### Exercise directions
Copy the lines below word for word, skipping any image.

Component data from apps and pages

····················

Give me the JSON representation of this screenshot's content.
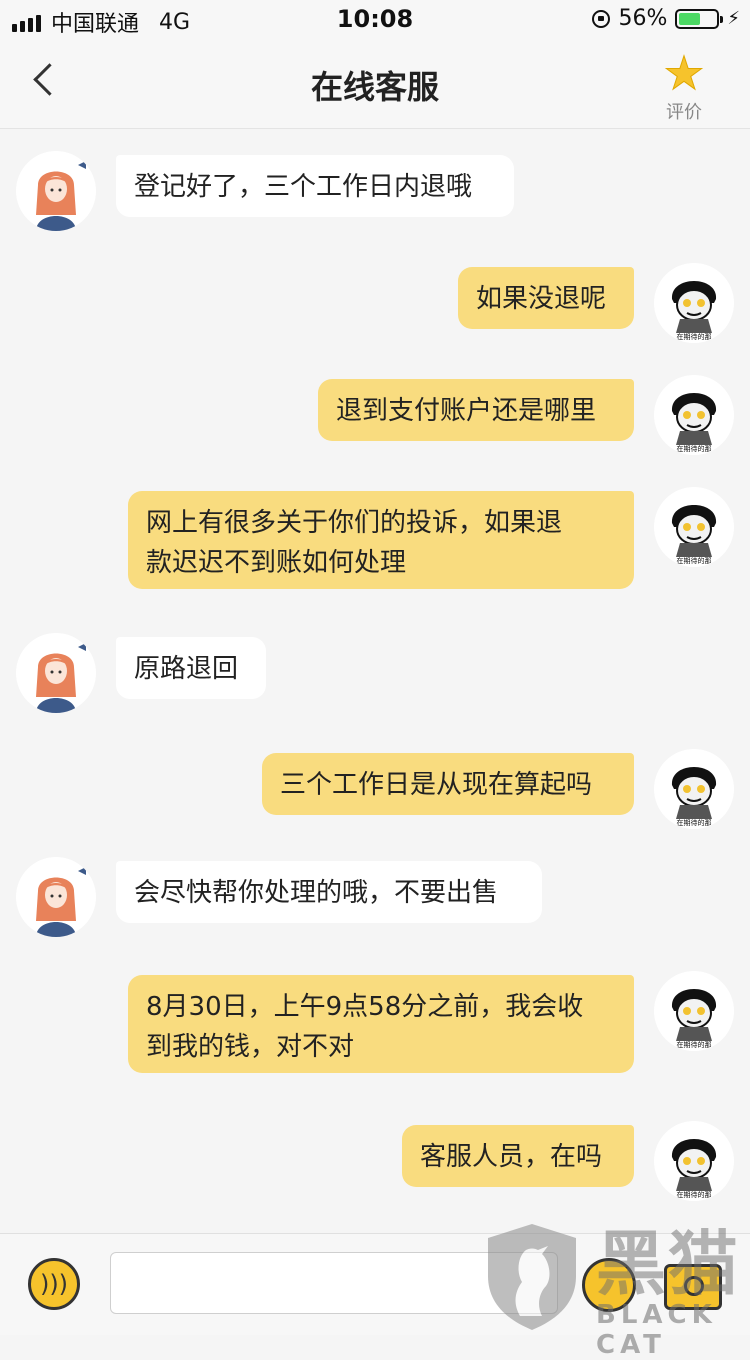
{
  "status_bar": {
    "carrier": "中国联通",
    "network": "4G",
    "time": "10:08",
    "battery_percent": "56%",
    "battery_level": 0.56
  },
  "nav": {
    "title": "在线客服",
    "rate_label": "评价",
    "accent_color": "#f6c32c"
  },
  "messages": [
    {
      "sender": "agent",
      "text": "登记好了，三个工作日内退哦"
    },
    {
      "sender": "user",
      "text": "如果没退呢"
    },
    {
      "sender": "user",
      "text": "退到支付账户还是哪里"
    },
    {
      "sender": "user",
      "lines": [
        "网上有很多关于你们的投诉，如果退",
        "款迟迟不到账如何处理"
      ]
    },
    {
      "sender": "agent",
      "text": "原路退回"
    },
    {
      "sender": "user",
      "text": "三个工作日是从现在算起吗"
    },
    {
      "sender": "agent",
      "text": "会尽快帮你处理的哦，不要出售"
    },
    {
      "sender": "user",
      "lines": [
        "8月30日，上午9点58分之前，我会收",
        "到我的钱，对不对"
      ]
    },
    {
      "sender": "user",
      "text": "客服人员，在吗"
    }
  ],
  "user_avatar_caption": "在期待的那",
  "watermark": {
    "main": "黑猫",
    "sub": "BLACK CAT"
  },
  "colors": {
    "user_bubble": "#f9dc7f",
    "agent_bubble": "#ffffff",
    "background": "#f5f5f5"
  }
}
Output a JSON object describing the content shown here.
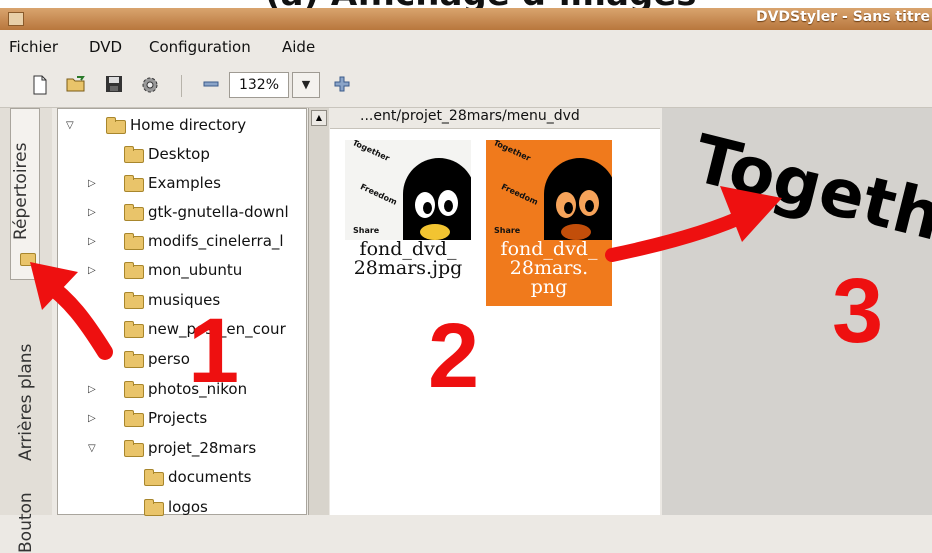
{
  "banner": {
    "text": "(a) Affichage d’images"
  },
  "window": {
    "title": "DVDStyler - Sans titre"
  },
  "menu": [
    "Fichier",
    "DVD",
    "Configuration",
    "Aide"
  ],
  "toolbar": {
    "icons": [
      "new-file-icon",
      "open-folder-icon",
      "save-icon",
      "settings-icon",
      "zoom-out-icon",
      "zoom-in-icon"
    ],
    "zoom_value": "132%"
  },
  "side_tabs": [
    "Répertoires",
    "Arrières plans",
    "Boutons"
  ],
  "tree": [
    {
      "label": "Home directory",
      "expanded": true
    },
    {
      "label": "Desktop"
    },
    {
      "label": "Examples"
    },
    {
      "label": "gtk-gnutella-downl"
    },
    {
      "label": "modifs_cinelerra_l"
    },
    {
      "label": "mon_ubuntu"
    },
    {
      "label": "musiques"
    },
    {
      "label": "new_post_en_cour"
    },
    {
      "label": "perso"
    },
    {
      "label": "photos_nikon"
    },
    {
      "label": "Projects"
    },
    {
      "label": "projet_28mars",
      "expanded": true
    },
    {
      "label": "documents"
    },
    {
      "label": "logos"
    }
  ],
  "path": "...ent/projet_28mars/menu_dvd",
  "files": [
    {
      "caption_line1": "fond_dvd_",
      "caption_line2": "28mars.jpg",
      "selected": false,
      "background": "#ffffff"
    },
    {
      "caption_line1": "fond_dvd_",
      "caption_line2": "28mars.",
      "caption_line3": "png",
      "selected": true,
      "background": "#f07a1c"
    }
  ],
  "thumb_words": [
    "Together",
    "Freedom",
    "Share"
  ],
  "canvas": {
    "text": "Togeth"
  },
  "annotations": [
    "1",
    "2",
    "3"
  ],
  "colors": {
    "selection": "#f07a1c",
    "annotation": "#ee1010",
    "title_bar": "#c98b52"
  }
}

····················

### Solution
Give me the JSON representation of this screenshot's content.
{
  "status_bar": {
    "carrier": "中国联通",
    "network": "4G",
    "time": "10:08",
    "battery_percent": "56%",
    "battery_level": 0.56
  },
  "nav": {
    "title": "在线客服",
    "rate_label": "评价",
    "accent_color": "#f6c32c"
  },
  "messages": [
    {
      "sender": "agent",
      "text": "登记好了，三个工作日内退哦"
    },
    {
      "sender": "user",
      "text": "如果没退呢"
    },
    {
      "sender": "user",
      "text": "退到支付账户还是哪里"
    },
    {
      "sender": "user",
      "lines": [
        "网上有很多关于你们的投诉，如果退",
        "款迟迟不到账如何处理"
      ]
    },
    {
      "sender": "agent",
      "text": "原路退回"
    },
    {
      "sender": "user",
      "text": "三个工作日是从现在算起吗"
    },
    {
      "sender": "agent",
      "text": "会尽快帮你处理的哦，不要出售"
    },
    {
      "sender": "user",
      "lines": [
        "8月30日，上午9点58分之前，我会收",
        "到我的钱，对不对"
      ]
    },
    {
      "sender": "user",
      "text": "客服人员，在吗"
    }
  ],
  "user_avatar_caption": "在期待的那",
  "watermark": {
    "main": "黑猫",
    "sub": "BLACK CAT"
  },
  "colors": {
    "user_bubble": "#f9dc7f",
    "agent_bubble": "#ffffff",
    "background": "#f5f5f5"
  }
}
Output a JSON object describing the content shown here.
{
  "banner": {
    "text": "(a) Affichage d’images"
  },
  "window": {
    "title": "DVDStyler - Sans titre"
  },
  "menu": [
    "Fichier",
    "DVD",
    "Configuration",
    "Aide"
  ],
  "toolbar": {
    "icons": [
      "new-file-icon",
      "open-folder-icon",
      "save-icon",
      "settings-icon",
      "zoom-out-icon",
      "zoom-in-icon"
    ],
    "zoom_value": "132%"
  },
  "side_tabs": [
    "Répertoires",
    "Arrières plans",
    "Boutons"
  ],
  "tree": [
    {
      "label": "Home directory",
      "expanded": true
    },
    {
      "label": "Desktop"
    },
    {
      "label": "Examples"
    },
    {
      "label": "gtk-gnutella-downl"
    },
    {
      "label": "modifs_cinelerra_l"
    },
    {
      "label": "mon_ubuntu"
    },
    {
      "label": "musiques"
    },
    {
      "label": "new_post_en_cour"
    },
    {
      "label": "perso"
    },
    {
      "label": "photos_nikon"
    },
    {
      "label": "Projects"
    },
    {
      "label": "projet_28mars",
      "expanded": true
    },
    {
      "label": "documents"
    },
    {
      "label": "logos"
    }
  ],
  "path": "...ent/projet_28mars/menu_dvd",
  "files": [
    {
      "caption_line1": "fond_dvd_",
      "caption_line2": "28mars.jpg",
      "selected": false,
      "background": "#ffffff"
    },
    {
      "caption_line1": "fond_dvd_",
      "caption_line2": "28mars.",
      "caption_line3": "png",
      "selected": true,
      "background": "#f07a1c"
    }
  ],
  "thumb_words": [
    "Together",
    "Freedom",
    "Share"
  ],
  "canvas": {
    "text": "Togeth"
  },
  "annotations": [
    "1",
    "2",
    "3"
  ],
  "colors": {
    "selection": "#f07a1c",
    "annotation": "#ee1010",
    "title_bar": "#c98b52"
  }
}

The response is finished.